Problem to work on
Copy out every line of the listing in which "radar" appears.

───── Exercise materials ─────

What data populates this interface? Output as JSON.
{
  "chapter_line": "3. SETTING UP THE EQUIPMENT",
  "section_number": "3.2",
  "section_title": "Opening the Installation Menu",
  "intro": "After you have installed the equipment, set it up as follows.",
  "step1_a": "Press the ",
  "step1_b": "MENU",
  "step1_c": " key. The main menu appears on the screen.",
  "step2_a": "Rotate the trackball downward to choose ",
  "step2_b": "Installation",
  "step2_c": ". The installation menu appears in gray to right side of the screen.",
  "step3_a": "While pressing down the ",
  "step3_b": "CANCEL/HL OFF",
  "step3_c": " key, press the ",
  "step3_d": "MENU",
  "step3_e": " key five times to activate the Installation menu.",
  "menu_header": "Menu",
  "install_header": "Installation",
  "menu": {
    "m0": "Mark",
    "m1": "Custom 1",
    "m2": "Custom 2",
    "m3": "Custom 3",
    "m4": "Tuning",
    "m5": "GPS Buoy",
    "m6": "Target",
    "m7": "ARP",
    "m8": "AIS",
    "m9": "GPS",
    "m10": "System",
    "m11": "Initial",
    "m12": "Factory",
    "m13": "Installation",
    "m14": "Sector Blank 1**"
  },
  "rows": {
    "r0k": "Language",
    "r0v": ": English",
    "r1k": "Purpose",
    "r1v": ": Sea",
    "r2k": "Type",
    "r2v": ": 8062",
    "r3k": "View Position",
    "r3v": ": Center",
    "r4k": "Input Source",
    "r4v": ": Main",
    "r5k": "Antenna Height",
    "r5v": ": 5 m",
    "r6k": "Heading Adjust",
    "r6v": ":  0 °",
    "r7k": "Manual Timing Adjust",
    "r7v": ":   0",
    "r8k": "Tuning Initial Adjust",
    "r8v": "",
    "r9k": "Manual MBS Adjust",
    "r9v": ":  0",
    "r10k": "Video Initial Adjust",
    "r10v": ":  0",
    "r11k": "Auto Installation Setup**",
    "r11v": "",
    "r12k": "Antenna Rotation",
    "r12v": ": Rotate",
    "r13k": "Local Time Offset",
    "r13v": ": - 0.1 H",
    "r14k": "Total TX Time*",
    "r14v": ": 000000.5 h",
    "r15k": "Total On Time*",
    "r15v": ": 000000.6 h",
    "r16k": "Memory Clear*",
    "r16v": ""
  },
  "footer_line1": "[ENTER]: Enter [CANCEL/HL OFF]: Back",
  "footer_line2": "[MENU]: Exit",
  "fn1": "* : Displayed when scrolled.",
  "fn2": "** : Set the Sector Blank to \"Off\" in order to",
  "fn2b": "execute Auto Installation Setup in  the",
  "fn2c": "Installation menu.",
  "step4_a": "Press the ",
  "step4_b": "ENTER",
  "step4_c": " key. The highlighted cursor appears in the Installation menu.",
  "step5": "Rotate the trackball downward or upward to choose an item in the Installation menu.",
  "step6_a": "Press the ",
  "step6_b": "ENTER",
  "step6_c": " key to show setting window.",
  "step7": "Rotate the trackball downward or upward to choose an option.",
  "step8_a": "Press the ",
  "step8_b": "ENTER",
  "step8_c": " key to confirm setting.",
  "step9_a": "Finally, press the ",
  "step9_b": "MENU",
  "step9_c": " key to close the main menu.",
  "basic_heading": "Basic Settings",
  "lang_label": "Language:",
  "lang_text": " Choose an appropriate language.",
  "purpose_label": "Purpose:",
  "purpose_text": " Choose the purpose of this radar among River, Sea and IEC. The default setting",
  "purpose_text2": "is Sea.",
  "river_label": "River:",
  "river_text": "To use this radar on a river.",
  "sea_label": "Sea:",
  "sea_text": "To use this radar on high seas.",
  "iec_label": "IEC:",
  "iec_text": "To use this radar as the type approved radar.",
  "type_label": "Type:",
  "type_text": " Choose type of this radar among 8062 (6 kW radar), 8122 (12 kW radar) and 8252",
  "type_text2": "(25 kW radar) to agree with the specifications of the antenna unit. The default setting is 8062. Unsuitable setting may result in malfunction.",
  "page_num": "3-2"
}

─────

Your response
  "purpose_text": " Choose the purpose of this radar among River, Sea and IEC. The default setting",
  "river_text": "To use this radar on a river.",
  "sea_text": "To use this radar on high seas.",
  "iec_text": "To use this radar as the type approved radar.",
  "type_text": " Choose type of this radar among 8062 (6 kW radar), 8122 (12 kW radar) and 8252",
  "type_text2": "(25 kW radar) to agree with the specifications of the antenna unit. The default setting is 8062. Unsuitable setting may result in malfunction.",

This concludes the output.